GIVEN RECORDS:
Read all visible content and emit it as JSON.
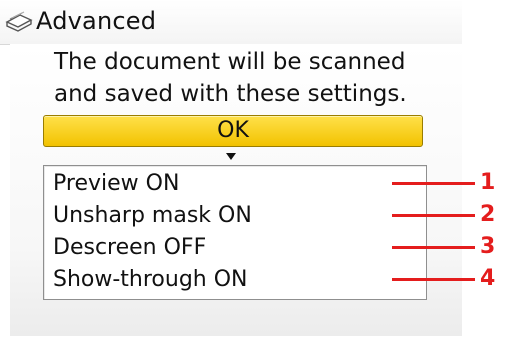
{
  "header": {
    "title": "Advanced",
    "icon": "scan-icon"
  },
  "message": {
    "line1": "The document will be scanned",
    "line2": "and saved with these settings."
  },
  "ok_button": {
    "label": "OK",
    "color": "#f5c400"
  },
  "settings": {
    "items": [
      {
        "label": "Preview ON"
      },
      {
        "label": "Unsharp mask ON"
      },
      {
        "label": "Descreen OFF"
      },
      {
        "label": "Show-through ON"
      }
    ]
  },
  "callouts": {
    "numbers": [
      "1",
      "2",
      "3",
      "4"
    ],
    "color": "#e41d1d"
  }
}
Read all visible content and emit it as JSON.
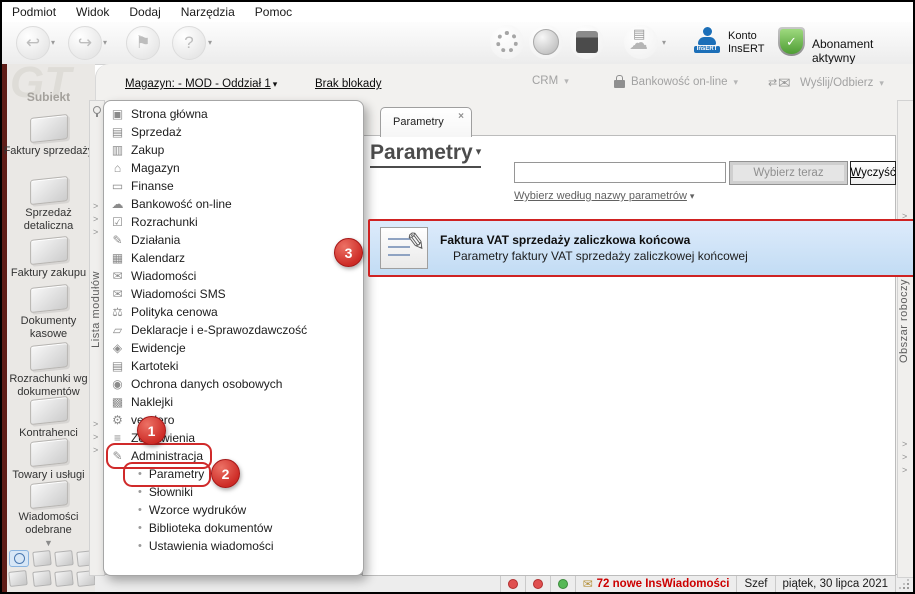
{
  "menu": {
    "items": [
      "Podmiot",
      "Widok",
      "Dodaj",
      "Narzędzia",
      "Pomoc"
    ]
  },
  "toolbar": {
    "konto_line1": "Konto",
    "konto_line2": "InsERT",
    "insert_badge": "InsERT",
    "abonament": "Abonament aktywny"
  },
  "subtoolbar": {
    "magazyn": "Magazyn: - MOD - Oddział 1",
    "blokada": "Brak blokady",
    "crm": "CRM",
    "bankowosc": "Bankowość on-line",
    "wyslij": "Wyślij/Odbierz"
  },
  "sidebar": {
    "watermark": "GT",
    "logo": "Subiekt",
    "modules": [
      {
        "label": "Faktury sprzedaży"
      },
      {
        "label": "Sprzedaż detaliczna"
      },
      {
        "label": "Faktury zakupu"
      },
      {
        "label": "Dokumenty kasowe"
      },
      {
        "label": "Rozrachunki wg dokumentów"
      },
      {
        "label": "Kontrahenci"
      },
      {
        "label": "Towary i usługi"
      },
      {
        "label": "Wiadomości odebrane"
      }
    ]
  },
  "strips": {
    "left": "Lista modułów",
    "right": "Obszar roboczy"
  },
  "tree": {
    "items": [
      {
        "label": "Strona główna",
        "glyph": "▣"
      },
      {
        "label": "Sprzedaż",
        "glyph": "▤"
      },
      {
        "label": "Zakup",
        "glyph": "▥"
      },
      {
        "label": "Magazyn",
        "glyph": "⌂"
      },
      {
        "label": "Finanse",
        "glyph": "▭"
      },
      {
        "label": "Bankowość on-line",
        "glyph": "☁"
      },
      {
        "label": "Rozrachunki",
        "glyph": "☑"
      },
      {
        "label": "Działania",
        "glyph": "✎"
      },
      {
        "label": "Kalendarz",
        "glyph": "▦"
      },
      {
        "label": "Wiadomości",
        "glyph": "✉"
      },
      {
        "label": "Wiadomości SMS",
        "glyph": "✉"
      },
      {
        "label": "Polityka cenowa",
        "glyph": "⚖"
      },
      {
        "label": "Deklaracje i e-Sprawozdawczość",
        "glyph": "▱"
      },
      {
        "label": "Ewidencje",
        "glyph": "◈"
      },
      {
        "label": "Kartoteki",
        "glyph": "▤"
      },
      {
        "label": "Ochrona danych osobowych",
        "glyph": "◉"
      },
      {
        "label": "Naklejki",
        "glyph": "▩"
      },
      {
        "label": "vendero",
        "glyph": "⚙"
      },
      {
        "label": "Zestawienia",
        "glyph": "≡"
      },
      {
        "label": "Administracja",
        "glyph": "✎"
      }
    ],
    "children": [
      {
        "label": "Parametry"
      },
      {
        "label": "Słowniki"
      },
      {
        "label": "Wzorce wydruków"
      },
      {
        "label": "Biblioteka dokumentów"
      },
      {
        "label": "Ustawienia wiadomości"
      }
    ]
  },
  "main": {
    "tab": "Parametry",
    "title": "Parametry",
    "search_value": "",
    "select_btn": "Wybierz teraz",
    "clear_prefix": "W",
    "clear_rest": "yczyść",
    "filter_link": "Wybierz według nazwy parametrów",
    "result": {
      "title": "Faktura VAT sprzedaży zaliczkowa końcowa",
      "subtitle": "Parametry faktury VAT sprzedaży zaliczkowej końcowej"
    }
  },
  "statusbar": {
    "messages": "72 nowe InsWiadomości",
    "user": "Szef",
    "date": "piątek, 30 lipca 2021"
  },
  "annotations": {
    "step1": "1",
    "step2": "2",
    "step3": "3"
  },
  "colors": {
    "annotation_red": "#d02a2a",
    "selection_blue": "#c9e0f6",
    "status_red": "#cc0000",
    "shield_green": "#4e9d34",
    "insert_blue": "#1c6fb8",
    "sidebar_stripe": "#5f1d18"
  }
}
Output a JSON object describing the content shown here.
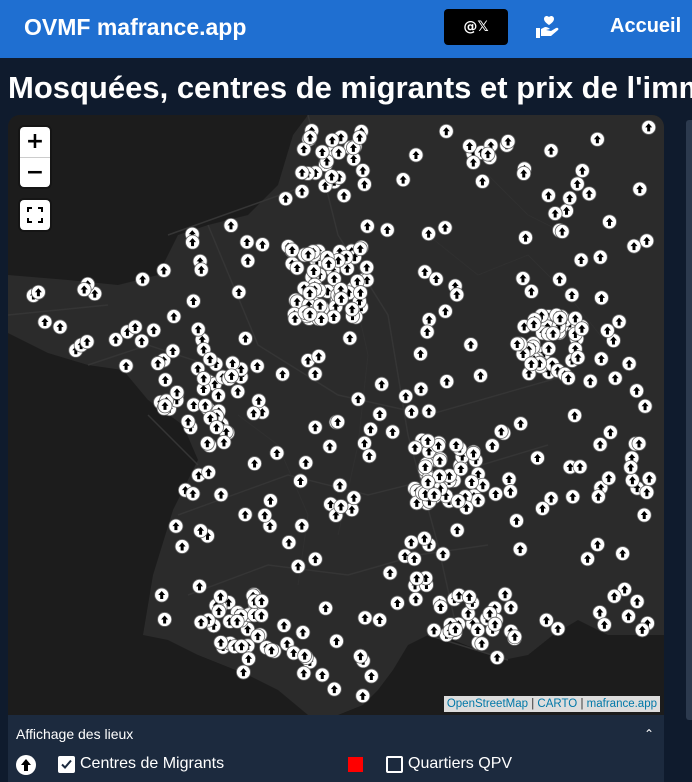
{
  "header": {
    "brand": "OVMF mafrance.app",
    "x_button_label": "@𝕏",
    "home_label": "Accueil",
    "donate_icon": "hand-heart-icon"
  },
  "page": {
    "title": "Mosquées, centres de migrants et prix de l'immobilier"
  },
  "map": {
    "zoom_in_label": "+",
    "zoom_out_label": "−",
    "fullscreen_icon": "fullscreen-icon",
    "marker_icon": "arrow-up-icon",
    "attribution": {
      "osm": "OpenStreetMap",
      "carto": "CARTO",
      "app": "mafrance.app",
      "separator": "|"
    },
    "colors": {
      "background": "#262626",
      "sea": "#1b1b1b",
      "land": "#2a2a2a",
      "marker": "#ffffff"
    }
  },
  "display_panel": {
    "title": "Affichage des lieux",
    "collapse_icon": "chevron-up-icon",
    "layers": [
      {
        "label": "Centres de Migrants",
        "checked": true,
        "icon": "arrow-up-icon"
      },
      {
        "label": "Quartiers QPV",
        "checked": false,
        "swatch_color": "#ff0000"
      }
    ]
  }
}
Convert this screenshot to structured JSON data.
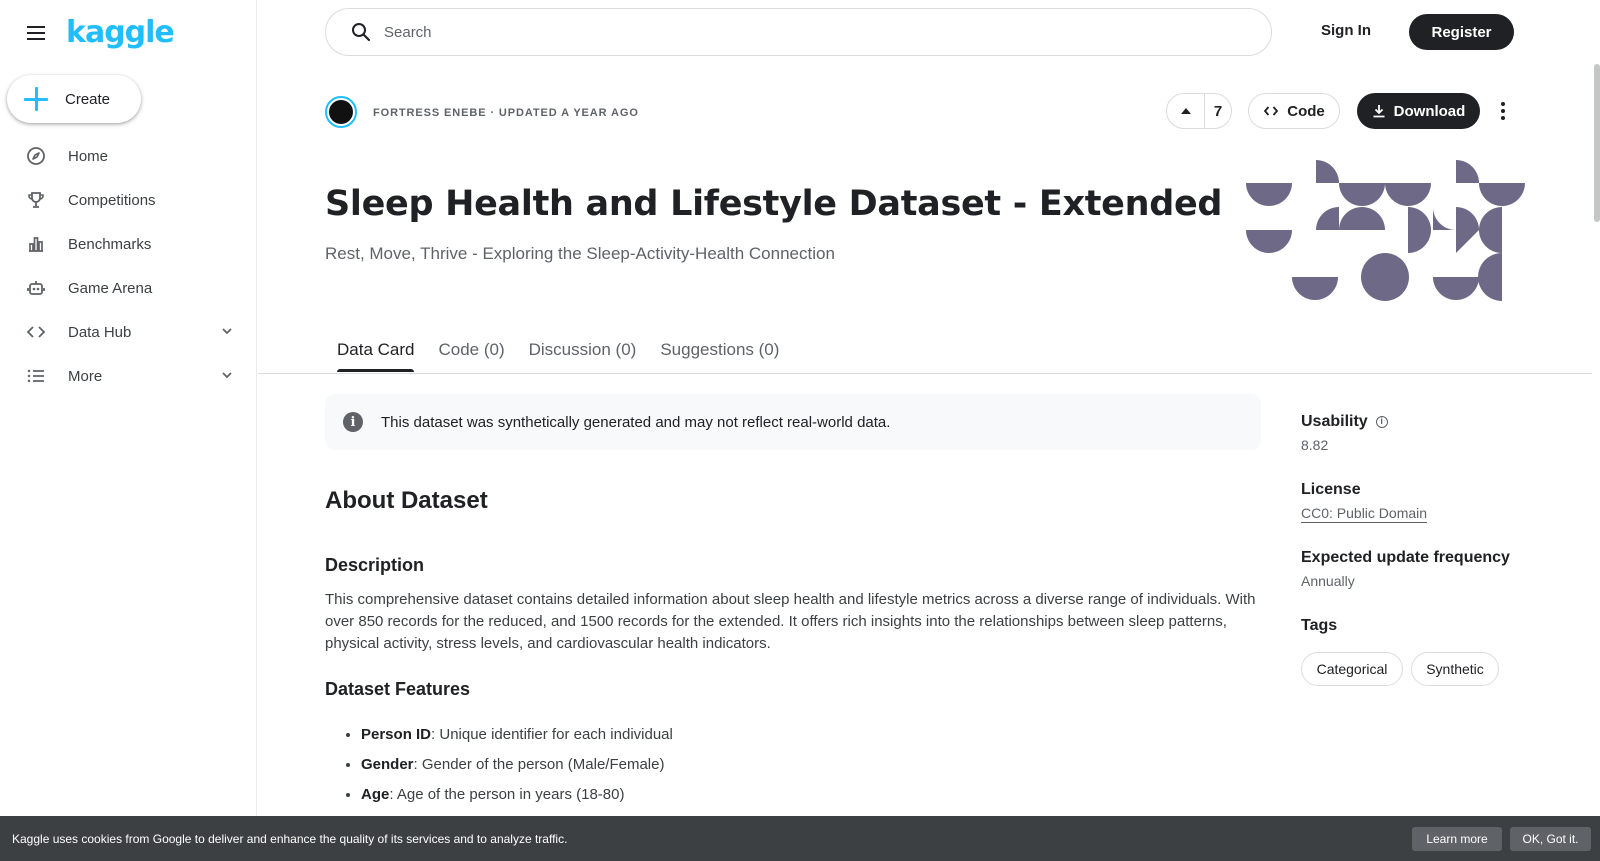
{
  "sidebar": {
    "logo": "kaggle",
    "create_label": "Create",
    "items": [
      {
        "label": "Home",
        "icon": "compass-icon"
      },
      {
        "label": "Competitions",
        "icon": "trophy-icon"
      },
      {
        "label": "Benchmarks",
        "icon": "bar-chart-icon"
      },
      {
        "label": "Game Arena",
        "icon": "robot-icon"
      },
      {
        "label": "Data Hub",
        "icon": "code-icon"
      },
      {
        "label": "More",
        "icon": "list-icon"
      }
    ]
  },
  "topbar": {
    "search_placeholder": "Search",
    "signin_label": "Sign In",
    "register_label": "Register"
  },
  "dataset": {
    "byline": "FORTRESS ENEBE · UPDATED A YEAR AGO",
    "upvotes": "7",
    "code_label": "Code",
    "download_label": "Download",
    "title": "Sleep Health and Lifestyle Dataset - Extended",
    "subtitle": "Rest, Move, Thrive - Exploring the Sleep-Activity-Health Connection"
  },
  "tabs": [
    {
      "label": "Data Card",
      "active": true
    },
    {
      "label": "Code (0)",
      "active": false
    },
    {
      "label": "Discussion (0)",
      "active": false
    },
    {
      "label": "Suggestions (0)",
      "active": false
    }
  ],
  "content": {
    "notice": "This dataset was synthetically generated and may not reflect real-world data.",
    "about_heading": "About Dataset",
    "description_heading": "Description",
    "description": "This comprehensive dataset contains detailed information about sleep health and lifestyle metrics across a diverse range of individuals. With over 850 records for the reduced, and 1500 records for the extended. It offers rich insights into the relationships between sleep patterns, physical activity, stress levels, and cardiovascular health indicators.",
    "features_heading": "Dataset Features",
    "features": [
      {
        "name": "Person ID",
        "desc": ": Unique identifier for each individual"
      },
      {
        "name": "Gender",
        "desc": ": Gender of the person (Male/Female)"
      },
      {
        "name": "Age",
        "desc": ": Age of the person in years (18-80)"
      }
    ]
  },
  "meta": {
    "usability_label": "Usability",
    "usability_value": "8.82",
    "license_label": "License",
    "license_value": "CC0: Public Domain",
    "frequency_label": "Expected update frequency",
    "frequency_value": "Annually",
    "tags_label": "Tags",
    "tags": [
      "Categorical",
      "Synthetic"
    ]
  },
  "cookie": {
    "text": "Kaggle uses cookies from Google to deliver and enhance the quality of its services and to analyze traffic.",
    "learn_more": "Learn more",
    "ok": "OK, Got it."
  },
  "colors": {
    "brand": "#20beff",
    "hero": "#6d6987",
    "dark": "#202124"
  }
}
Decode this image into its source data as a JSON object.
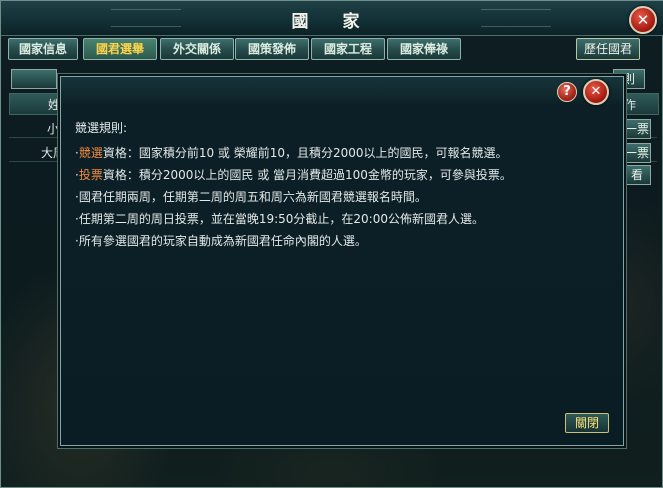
{
  "window": {
    "title": "國 家",
    "history_button": "歷任國君"
  },
  "tabs": [
    {
      "label": "國家信息",
      "active": false
    },
    {
      "label": "國君選舉",
      "active": true
    },
    {
      "label": "外交關係",
      "active": false
    },
    {
      "label": "國策發佈",
      "active": false
    },
    {
      "label": "國家工程",
      "active": false
    },
    {
      "label": "國家俸祿",
      "active": false
    }
  ],
  "background_fragments": {
    "header_left": "姓",
    "header_right": "作",
    "row1_left": "小",
    "row2_left": "大周",
    "rule_button_fragment": "則",
    "vote_button_1": "一票",
    "vote_button_2": "一票",
    "side_button_fragment": "看"
  },
  "dialog": {
    "rules_title": "競選規則:",
    "rules": [
      {
        "bullet": "·",
        "keyword": "競選",
        "text": "資格：國家積分前10 或 榮耀前10，且積分2000以上的國民，可報名競選。"
      },
      {
        "bullet": "·",
        "keyword": "投票",
        "text": "資格：積分2000以上的國民 或 當月消費超過100金幣的玩家，可參與投票。"
      },
      {
        "bullet": "·",
        "keyword": "",
        "text": "國君任期兩周，任期第二周的周五和周六為新國君競選報名時間。"
      },
      {
        "bullet": "·",
        "keyword": "",
        "text": "任期第二周的周日投票，並在當晚19:50分截止，在20:00公佈新國君人選。"
      },
      {
        "bullet": "·",
        "keyword": "",
        "text": "所有參選國君的玩家自動成為新國君任命內閣的人選。"
      }
    ],
    "close_button": "關閉",
    "help_icon_glyph": "?",
    "close_icon_glyph": "✕"
  },
  "colors": {
    "keyword": "#f08a3c",
    "active_tab_text": "#ffd44a",
    "close_red": "#c0281a"
  }
}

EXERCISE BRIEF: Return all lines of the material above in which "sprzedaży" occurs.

EXERCISE RESPONSE:
        "label": "Faktury sprzedaży"
      "title": "Faktura VAT sprzedaży zaliczkowa końcowa",
      "subtitle": "Parametry faktury VAT sprzedaży zaliczkowej końcowej"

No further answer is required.